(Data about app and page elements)
=== Begin Enclosure ===

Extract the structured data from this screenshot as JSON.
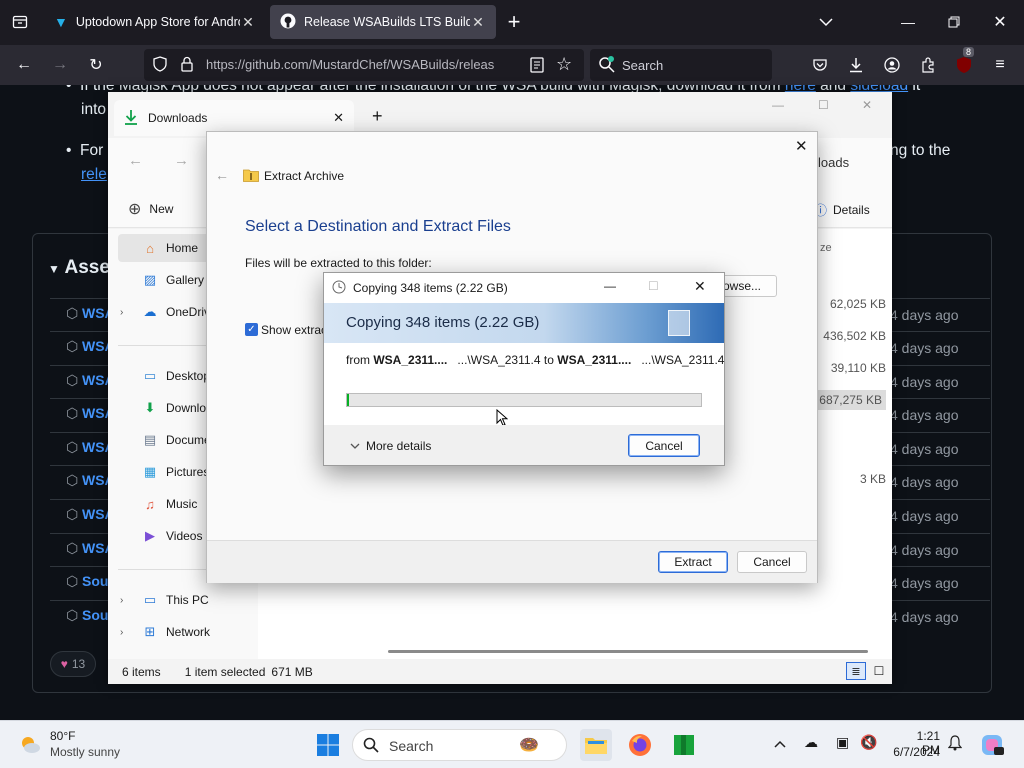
{
  "browser": {
    "tabs": [
      {
        "title": "Uptodown App Store for Andro",
        "icon": "uptodown-icon"
      },
      {
        "title": "Release WSABuilds LTS Build #",
        "icon": "github-icon"
      }
    ],
    "url": "https://github.com/MustardChef/WSABuilds/releas",
    "search_placeholder": "Search",
    "extension_badge": "8"
  },
  "github": {
    "bullet1_text": "If the Magisk App does not appear after the installation of the WSA build with Magisk, download it from",
    "bullet1_link1": "here",
    "bullet1_and": "and",
    "bullet1_link2": "sideload",
    "bullet1_tail": "it",
    "bullet1_cont": "into",
    "bullet2_text": "For",
    "bullet2_right": "ng to the",
    "bullet2_cont": "rele",
    "assets_heading": "Asse",
    "assets": [
      {
        "label": "WSA",
        "date": "4 days ago",
        "icon": "package-icon"
      },
      {
        "label": "WSA",
        "date": "4 days ago",
        "icon": "package-icon"
      },
      {
        "label": "WSA",
        "date": "4 days ago",
        "icon": "package-icon"
      },
      {
        "label": "WSA",
        "date": "4 days ago",
        "icon": "package-icon"
      },
      {
        "label": "WSA",
        "date": "4 days ago",
        "icon": "package-icon"
      },
      {
        "label": "WSA",
        "date": "4 days ago",
        "icon": "package-icon"
      },
      {
        "label": "WSA",
        "date": "4 days ago",
        "icon": "package-icon"
      },
      {
        "label": "WSA",
        "date": "4 days ago",
        "icon": "package-icon"
      },
      {
        "label": "Sour",
        "date": "4 days ago",
        "icon": "file-zip-icon"
      },
      {
        "label": "Sour",
        "date": "4 days ago",
        "icon": "file-zip-icon"
      }
    ],
    "reaction_count": "13"
  },
  "explorer": {
    "tab_title": "Downloads",
    "new_label": "New",
    "details_label": "Details",
    "breadcrumb_tail": "loads",
    "size_header": "ze",
    "sidebar": [
      {
        "label": "Home",
        "icon": "home-icon",
        "selected": true
      },
      {
        "label": "Gallery",
        "icon": "gallery-icon"
      },
      {
        "label": "OneDriv",
        "icon": "onedrive-icon",
        "expandable": true
      },
      {
        "label": "Desktop",
        "icon": "desktop-icon"
      },
      {
        "label": "Downlo",
        "icon": "downloads-icon"
      },
      {
        "label": "Docume",
        "icon": "documents-icon"
      },
      {
        "label": "Pictures",
        "icon": "pictures-icon"
      },
      {
        "label": "Music",
        "icon": "music-icon"
      },
      {
        "label": "Videos",
        "icon": "videos-icon"
      },
      {
        "label": "This PC",
        "icon": "this-pc-icon",
        "expandable": true
      },
      {
        "label": "Network",
        "icon": "network-icon",
        "expandable": true
      }
    ],
    "sizes": [
      "62,025 KB",
      "436,502 KB",
      "39,110 KB",
      "687,275 KB",
      "3 KB"
    ],
    "status_items": "6 items",
    "status_selected": "1 item selected",
    "status_size": "671 MB"
  },
  "extract_dialog": {
    "title": "Extract Archive",
    "heading": "Select a Destination and Extract Files",
    "folder_label": "Files will be extracted to this folder:",
    "browse_label": "owse...",
    "show_label": "Show extract",
    "extract_button": "Extract",
    "cancel_button": "Cancel"
  },
  "copy_dialog": {
    "title": "Copying 348 items (2.22 GB)",
    "header": "Copying 348 items (2.22 GB)",
    "from_label": "from",
    "from_name": "WSA_2311....",
    "from_path": "...\\WSA_2311.4",
    "to_label": "to",
    "to_name": "WSA_2311....",
    "to_path": "...\\WSA_2311.4",
    "progress": 0.005,
    "more_details": "More details",
    "cancel_button": "Cancel"
  },
  "taskbar": {
    "temperature": "80°F",
    "weather": "Mostly sunny",
    "search_label": "Search",
    "time": "1:21 PM",
    "date": "6/7/2024"
  },
  "colors": {
    "firefox_bg": "#1c1b22",
    "link": "#4493f8",
    "progress": "#06b025",
    "extract_heading": "#1a3f8f"
  }
}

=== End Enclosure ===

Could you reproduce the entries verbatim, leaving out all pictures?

• Finished exercise:
Extract the structured data from this screenshot as JSON.
{
  "browser": {
    "tabs": [
      {
        "title": "Uptodown App Store for Andro",
        "icon": "uptodown-icon"
      },
      {
        "title": "Release WSABuilds LTS Build #",
        "icon": "github-icon"
      }
    ],
    "url": "https://github.com/MustardChef/WSABuilds/releas",
    "search_placeholder": "Search",
    "extension_badge": "8"
  },
  "github": {
    "bullet1_text": "If the Magisk App does not appear after the installation of the WSA build with Magisk, download it from",
    "bullet1_link1": "here",
    "bullet1_and": "and",
    "bullet1_link2": "sideload",
    "bullet1_tail": "it",
    "bullet1_cont": "into",
    "bullet2_text": "For",
    "bullet2_right": "ng to the",
    "bullet2_cont": "rele",
    "assets_heading": "Asse",
    "assets": [
      {
        "label": "WSA",
        "date": "4 days ago",
        "icon": "package-icon"
      },
      {
        "label": "WSA",
        "date": "4 days ago",
        "icon": "package-icon"
      },
      {
        "label": "WSA",
        "date": "4 days ago",
        "icon": "package-icon"
      },
      {
        "label": "WSA",
        "date": "4 days ago",
        "icon": "package-icon"
      },
      {
        "label": "WSA",
        "date": "4 days ago",
        "icon": "package-icon"
      },
      {
        "label": "WSA",
        "date": "4 days ago",
        "icon": "package-icon"
      },
      {
        "label": "WSA",
        "date": "4 days ago",
        "icon": "package-icon"
      },
      {
        "label": "WSA",
        "date": "4 days ago",
        "icon": "package-icon"
      },
      {
        "label": "Sour",
        "date": "4 days ago",
        "icon": "file-zip-icon"
      },
      {
        "label": "Sour",
        "date": "4 days ago",
        "icon": "file-zip-icon"
      }
    ],
    "reaction_count": "13"
  },
  "explorer": {
    "tab_title": "Downloads",
    "new_label": "New",
    "details_label": "Details",
    "breadcrumb_tail": "loads",
    "size_header": "ze",
    "sidebar": [
      {
        "label": "Home",
        "icon": "home-icon",
        "selected": true
      },
      {
        "label": "Gallery",
        "icon": "gallery-icon"
      },
      {
        "label": "OneDriv",
        "icon": "onedrive-icon",
        "expandable": true
      },
      {
        "label": "Desktop",
        "icon": "desktop-icon"
      },
      {
        "label": "Downlo",
        "icon": "downloads-icon"
      },
      {
        "label": "Docume",
        "icon": "documents-icon"
      },
      {
        "label": "Pictures",
        "icon": "pictures-icon"
      },
      {
        "label": "Music",
        "icon": "music-icon"
      },
      {
        "label": "Videos",
        "icon": "videos-icon"
      },
      {
        "label": "This PC",
        "icon": "this-pc-icon",
        "expandable": true
      },
      {
        "label": "Network",
        "icon": "network-icon",
        "expandable": true
      }
    ],
    "sizes": [
      "62,025 KB",
      "436,502 KB",
      "39,110 KB",
      "687,275 KB",
      "3 KB"
    ],
    "status_items": "6 items",
    "status_selected": "1 item selected",
    "status_size": "671 MB"
  },
  "extract_dialog": {
    "title": "Extract Archive",
    "heading": "Select a Destination and Extract Files",
    "folder_label": "Files will be extracted to this folder:",
    "browse_label": "owse...",
    "show_label": "Show extract",
    "extract_button": "Extract",
    "cancel_button": "Cancel"
  },
  "copy_dialog": {
    "title": "Copying 348 items (2.22 GB)",
    "header": "Copying 348 items (2.22 GB)",
    "from_label": "from",
    "from_name": "WSA_2311....",
    "from_path": "...\\WSA_2311.4",
    "to_label": "to",
    "to_name": "WSA_2311....",
    "to_path": "...\\WSA_2311.4",
    "progress": 0.005,
    "more_details": "More details",
    "cancel_button": "Cancel"
  },
  "taskbar": {
    "temperature": "80°F",
    "weather": "Mostly sunny",
    "search_label": "Search",
    "time": "1:21 PM",
    "date": "6/7/2024"
  },
  "colors": {
    "firefox_bg": "#1c1b22",
    "link": "#4493f8",
    "progress": "#06b025",
    "extract_heading": "#1a3f8f"
  }
}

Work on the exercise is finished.